Various media sources have warned of brain conditions including stroke and nerve damage in people with COVID-19. New research has begun to unravel the range and approximate frequency of these conditions so far.

UK doctors, for example, identified 43 patients hospitalised with COVID-19 infection during April to May who had neurological complications. This included 12 with inflammatory conditions of the brain and spinal cord, 10 with psychosis and 8 with stroke caused by a blood clot. There have been other global reports of stroke among patients hospitalised with COVID-19.

It was recognised early in the pandemic that COVID-19 may cause problems with blood clotting. Neurological symptoms such as headaches, loss of taste and smell are also among the range of known symptoms.

However, we don’t know how common stroke or serious neurological complications are, how they may be linked with the severity of infection or other underlying medical problems. Doctors are still trying to understand the full range of effects of COVID-19, during infection and after recovery.

Where did the story come from?

The Irish Times highlighted research published in the journal Brain which detailed the neurological complications observed among UK patients with COVID-19.

Other sources such as Healthline have focused on the stroke risk. They highlight case reports from the US, published in the New England Journal of Medicine (NEJM), which have observed unusual numbers of stroke patients who’ve tested positive for the infection.

What is the basis for the claim?

In the Brain publication, doctors identified 43 patients referred to a specialist COVID neurology and neurovascular team in London from the 9th April to 15th May 2020. Two-thirds had definite COVID-19 infection confirmed by viral test, and the remainder met World Health Organization (WHO) case definitions for definite probable or possible COVID-19. The patients ranged in age from 16 to 85 years, 56% male and 53% of non-white ethnicity.

The patients presented in 5 distinct diagnostic groups:

  • 12 had inflammatory conditions of the brain and central nervous system (encephalitis and myelitis) with signs of bleeding in several cases
  • 10 patients had some form of temporary brain disturbance (encephalopathy) associated with disordered thinking and confusion (delirium/psychosis), but no abnormalities on brain scans or lumbar puncture
  • 8 had ischaemic strokes caused by a blood clot, some of whom also had clots on the lungs
  • 8 had nerve problems (7 had Guillain-Barré syndrome, which is characterised by progressive paralysis starting in hands and feet)
  • 5 had a range of other conditions that didn’t fit into these categories

There didn’t seem to be any association with the severity of COVID respiratory symptoms.

In the US, doctors from New York City reported in a NEJM study of 5 patients aged less than 50 years who had presented with severe stroke during 2 weeks in March/April, all of whom tested positive for COVID-19. This was more than they would usually see in that period.

The association with stroke is consistent with the disordered blood clotting known to be associated with COVID-19.  Neurological effects are also among the range of recognised complications of viral infections.
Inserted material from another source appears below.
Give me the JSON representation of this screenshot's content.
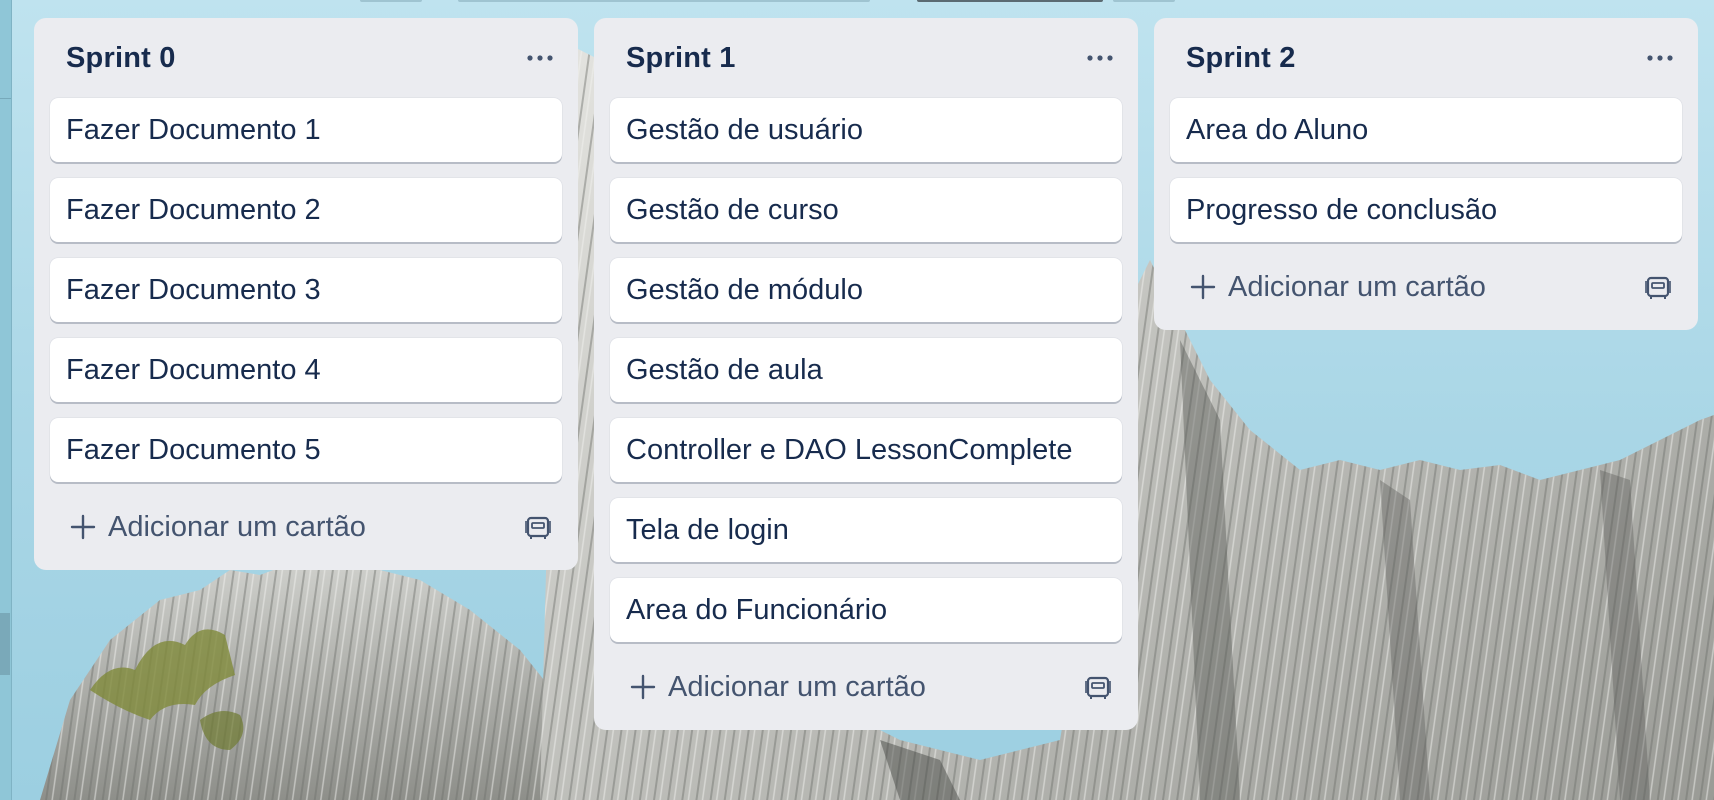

However, we will need to wait for population-based studies to know exactly how common severe neurological complications or stroke may be among people with COVID-19 infection.

David Strain, a senior clinical lecturer at the University of Exeter medical school, is quoted by the Irish Times saying that only a small number of patients appear to experience serious neurological complications.

What do trusted sources say?

The US Centers for Disease Control and Prevention stated that some patients with COVID-19 may develop signs of increased blood coagulation and be at risk of blood clots, including deep vein thrombosis, pulmonary embolism, heart attack and stroke. They state that the cause is unknown, but it could be that the inflammatory proteins released by the immune system in response to infection, affect the body’s blood clotting systems.

The CDC, WHO and other global resources list loss of taste or smell, headaches and general muscle aches and pains among the range of possible symptoms. WHO advises anyone with loss of speech or movement to seek immediate medical attention.

Analysis by EIU Healthcare, supported by Reckitt Benckiser

Citation

  1. Paterson RW et al. The emerging spectrum of COVID-19 neurology: clinical, radiological and laboratory findings. Brain. 2020 Jul 8. https://academic.oup.com/brain/article/doi/10.1093/brain/awaa240/5868408

Reading list

  1. Oxley TJ et al. Large-vessel stroke as a presenting feature of Covid-19 in the young. New England Journal of Medicine. 2020 May 14;382(20):e60. https://www.nejm.org/doi/full/10.1056/NEJMc2009787?query=featured_home
  2. The US Centers for Disease Control and Prevention. Interim Clinical Guidance for Management of Patients with Confirmed Coronavirus Disease (COVID-19). Updated June 30 2020.
  3. World Health Organization. Q&A on coronaviruses (COVID-19). 17 April 2020.